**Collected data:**
——
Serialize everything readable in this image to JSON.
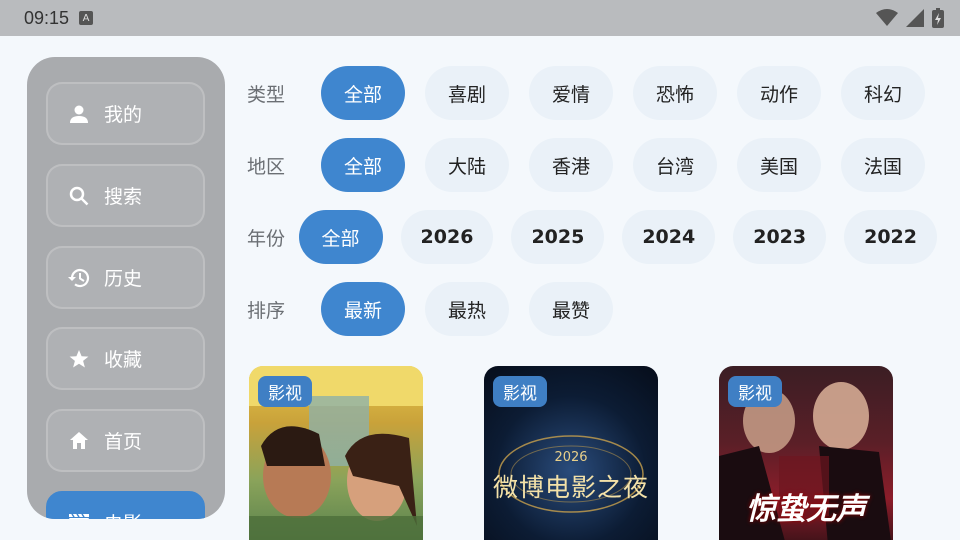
{
  "status_bar": {
    "time": "09:15",
    "a_indicator": "A"
  },
  "sidebar": {
    "items": [
      {
        "label": "我的",
        "icon": "person-icon"
      },
      {
        "label": "搜索",
        "icon": "search-icon"
      },
      {
        "label": "历史",
        "icon": "history-icon"
      },
      {
        "label": "收藏",
        "icon": "star-icon"
      },
      {
        "label": "首页",
        "icon": "home-icon"
      },
      {
        "label": "电影",
        "icon": "movie-icon",
        "active": true
      }
    ]
  },
  "filters": [
    {
      "label": "类型",
      "options": [
        "全部",
        "喜剧",
        "爱情",
        "恐怖",
        "动作",
        "科幻"
      ],
      "selected": "全部"
    },
    {
      "label": "地区",
      "options": [
        "全部",
        "大陆",
        "香港",
        "台湾",
        "美国",
        "法国"
      ],
      "selected": "全部"
    },
    {
      "label": "年份",
      "options": [
        "全部",
        "2026",
        "2025",
        "2024",
        "2023",
        "2022"
      ],
      "selected": "全部"
    },
    {
      "label": "排序",
      "options": [
        "最新",
        "最热",
        "最赞"
      ],
      "selected": "最新"
    }
  ],
  "cards": [
    {
      "badge": "影视"
    },
    {
      "badge": "影视",
      "poster_text": "微博电影之夜",
      "poster_year": "2026"
    },
    {
      "badge": "影视",
      "poster_text": "惊蛰无声"
    }
  ],
  "colors": {
    "accent": "#3f86cf",
    "chip_bg": "#eaf1f8",
    "sidebar_bg": "#a9abae"
  }
}
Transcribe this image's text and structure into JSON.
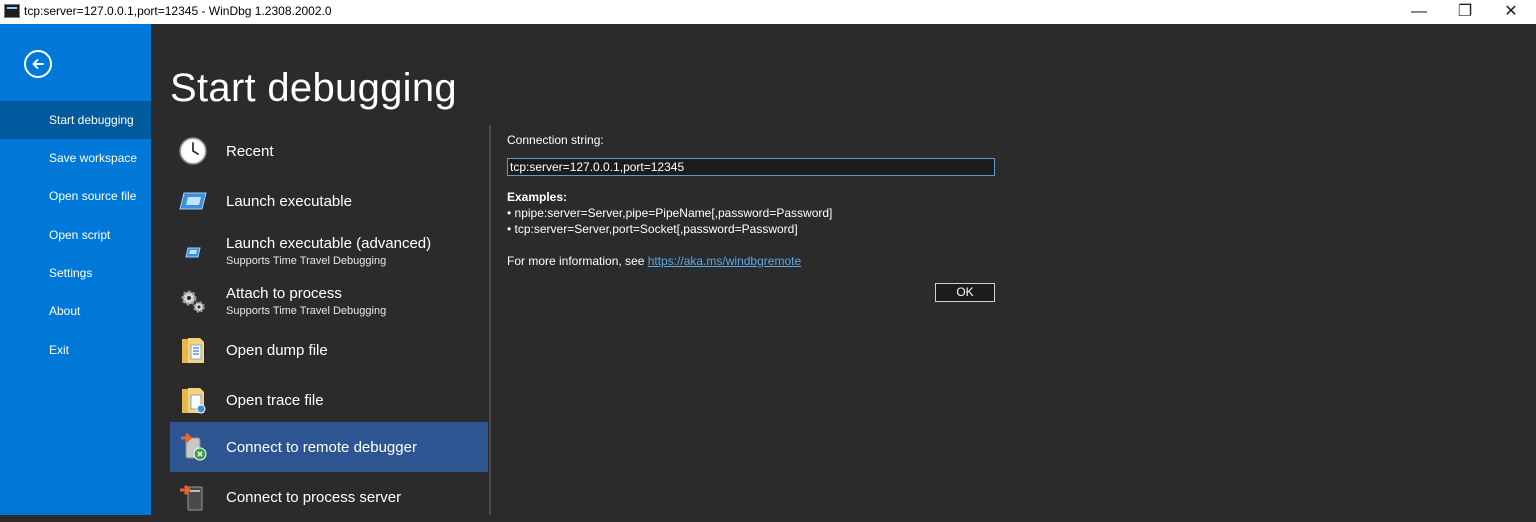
{
  "window": {
    "title": "tcp:server=127.0.0.1,port=12345 - WinDbg 1.2308.2002.0",
    "minimize_glyph": "—",
    "restore_glyph": "❐",
    "close_glyph": "✕"
  },
  "nav": {
    "back_icon": "back-arrow-circle-icon",
    "items": [
      {
        "label": "Start debugging",
        "active": true
      },
      {
        "label": "Save workspace"
      },
      {
        "label": "Open source file"
      },
      {
        "label": "Open script"
      },
      {
        "label": "Settings"
      },
      {
        "label": "About"
      },
      {
        "label": "Exit"
      }
    ]
  },
  "main": {
    "title": "Start debugging",
    "options": [
      {
        "label": "Recent",
        "icon": "clock-icon"
      },
      {
        "label": "Launch executable",
        "icon": "window-icon"
      },
      {
        "label": "Launch executable (advanced)",
        "sublabel": "Supports Time Travel Debugging",
        "icon": "window-small-icon"
      },
      {
        "label": "Attach to process",
        "sublabel": "Supports Time Travel Debugging",
        "icon": "gears-icon"
      },
      {
        "label": "Open dump file",
        "icon": "folder-document-icon"
      },
      {
        "label": "Open trace file",
        "icon": "folder-trace-icon"
      },
      {
        "label": "Connect to remote debugger",
        "icon": "remote-debugger-icon",
        "active": true
      },
      {
        "label": "Connect to process server",
        "icon": "process-server-icon"
      }
    ]
  },
  "panel": {
    "connection_label": "Connection string:",
    "connection_value": "tcp:server=127.0.0.1,port=12345",
    "examples_title": "Examples:",
    "examples": [
      "• npipe:server=Server,pipe=PipeName[,password=Password]",
      "• tcp:server=Server,port=Socket[,password=Password]"
    ],
    "more_info_text": "For more information, see ",
    "more_info_link": "https://aka.ms/windbgremote",
    "ok_label": "OK"
  },
  "colors": {
    "nav_bg": "#0078d7",
    "nav_active": "#005a9e",
    "main_bg": "#2b2b2b",
    "option_active": "#2d5591",
    "link": "#5aa9e6"
  }
}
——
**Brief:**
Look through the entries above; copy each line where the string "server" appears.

**Exercise response:**
    "title": "tcp:server=127.0.0.1,port=12345 - WinDbg 1.2308.2002.0",
        "label": "Connect to process server",
        "icon": "process-server-icon"
    "connection_value": "tcp:server=127.0.0.1,port=12345",
      "• npipe:server=Server,pipe=PipeName[,password=Password]",
      "• tcp:server=Server,port=Socket[,password=Password]"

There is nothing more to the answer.